▸ **Task instructions**
Scan the records for the string "heard", then copy each line that has it.

(Dataset rows for apps and sites)
******

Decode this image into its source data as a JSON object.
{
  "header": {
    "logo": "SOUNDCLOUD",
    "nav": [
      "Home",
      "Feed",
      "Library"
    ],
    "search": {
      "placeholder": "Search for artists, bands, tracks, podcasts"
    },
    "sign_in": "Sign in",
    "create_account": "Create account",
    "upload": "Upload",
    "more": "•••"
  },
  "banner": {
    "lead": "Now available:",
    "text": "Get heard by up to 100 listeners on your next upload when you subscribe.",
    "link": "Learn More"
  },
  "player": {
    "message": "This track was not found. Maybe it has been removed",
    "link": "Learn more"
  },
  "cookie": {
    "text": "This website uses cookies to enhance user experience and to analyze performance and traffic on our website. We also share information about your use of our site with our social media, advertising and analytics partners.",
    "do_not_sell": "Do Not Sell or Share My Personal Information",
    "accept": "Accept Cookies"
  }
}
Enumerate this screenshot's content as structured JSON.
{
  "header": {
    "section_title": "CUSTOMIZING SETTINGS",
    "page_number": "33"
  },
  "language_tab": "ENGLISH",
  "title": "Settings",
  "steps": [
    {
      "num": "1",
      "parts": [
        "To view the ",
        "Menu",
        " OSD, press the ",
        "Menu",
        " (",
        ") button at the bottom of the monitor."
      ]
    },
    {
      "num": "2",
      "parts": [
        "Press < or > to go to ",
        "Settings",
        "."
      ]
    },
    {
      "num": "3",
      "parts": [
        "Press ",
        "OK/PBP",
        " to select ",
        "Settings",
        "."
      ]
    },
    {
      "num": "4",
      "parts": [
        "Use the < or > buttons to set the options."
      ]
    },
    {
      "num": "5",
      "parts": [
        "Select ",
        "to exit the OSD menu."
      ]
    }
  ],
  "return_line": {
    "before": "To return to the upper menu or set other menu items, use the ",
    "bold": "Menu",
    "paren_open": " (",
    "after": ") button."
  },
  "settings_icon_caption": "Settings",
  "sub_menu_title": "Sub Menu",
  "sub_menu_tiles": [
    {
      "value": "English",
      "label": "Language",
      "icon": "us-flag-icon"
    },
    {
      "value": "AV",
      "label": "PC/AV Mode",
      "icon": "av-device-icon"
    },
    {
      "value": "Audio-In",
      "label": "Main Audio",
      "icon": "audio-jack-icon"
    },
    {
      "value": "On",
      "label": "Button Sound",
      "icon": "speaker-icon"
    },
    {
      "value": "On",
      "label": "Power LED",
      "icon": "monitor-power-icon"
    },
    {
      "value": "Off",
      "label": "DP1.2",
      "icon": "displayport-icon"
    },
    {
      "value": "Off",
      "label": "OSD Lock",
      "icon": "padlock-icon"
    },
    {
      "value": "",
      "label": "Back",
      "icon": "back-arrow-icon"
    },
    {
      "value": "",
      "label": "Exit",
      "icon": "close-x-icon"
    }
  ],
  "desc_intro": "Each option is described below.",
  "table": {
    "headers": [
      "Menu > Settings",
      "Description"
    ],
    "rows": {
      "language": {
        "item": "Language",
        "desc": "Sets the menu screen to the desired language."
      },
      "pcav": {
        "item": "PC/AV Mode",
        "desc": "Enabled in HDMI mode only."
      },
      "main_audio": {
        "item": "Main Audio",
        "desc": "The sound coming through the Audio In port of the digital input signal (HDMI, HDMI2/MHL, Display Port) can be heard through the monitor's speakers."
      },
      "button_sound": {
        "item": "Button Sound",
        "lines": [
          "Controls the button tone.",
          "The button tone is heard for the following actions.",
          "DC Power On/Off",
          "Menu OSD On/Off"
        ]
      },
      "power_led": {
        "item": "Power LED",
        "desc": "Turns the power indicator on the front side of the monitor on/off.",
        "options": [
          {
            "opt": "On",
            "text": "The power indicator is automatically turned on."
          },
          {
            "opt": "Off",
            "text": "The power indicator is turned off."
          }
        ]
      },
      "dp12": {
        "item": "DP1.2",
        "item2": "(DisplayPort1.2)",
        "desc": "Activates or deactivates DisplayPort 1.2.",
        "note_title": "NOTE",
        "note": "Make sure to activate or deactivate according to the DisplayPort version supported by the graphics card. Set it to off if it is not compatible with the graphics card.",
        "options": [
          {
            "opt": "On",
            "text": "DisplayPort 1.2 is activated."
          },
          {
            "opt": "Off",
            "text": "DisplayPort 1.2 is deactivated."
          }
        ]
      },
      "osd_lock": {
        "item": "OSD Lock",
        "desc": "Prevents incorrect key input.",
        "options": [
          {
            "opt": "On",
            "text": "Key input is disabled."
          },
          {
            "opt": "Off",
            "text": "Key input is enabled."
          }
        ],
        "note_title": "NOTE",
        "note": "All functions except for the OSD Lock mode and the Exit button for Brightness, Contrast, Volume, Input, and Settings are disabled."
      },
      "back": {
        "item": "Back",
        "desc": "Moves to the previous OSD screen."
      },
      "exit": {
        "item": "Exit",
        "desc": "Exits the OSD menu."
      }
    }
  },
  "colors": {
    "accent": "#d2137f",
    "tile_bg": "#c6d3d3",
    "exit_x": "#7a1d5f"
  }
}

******

▸ **Problem solution**
    "text": "Get heard by up to 100 listeners on your next upload when you subscribe.",
        "desc": "The sound coming through the Audio In port of the digital input signal (HDMI, HDMI2/MHL, Display Port) can be heard through the monitor's speakers."
          "The button tone is heard for the following actions.",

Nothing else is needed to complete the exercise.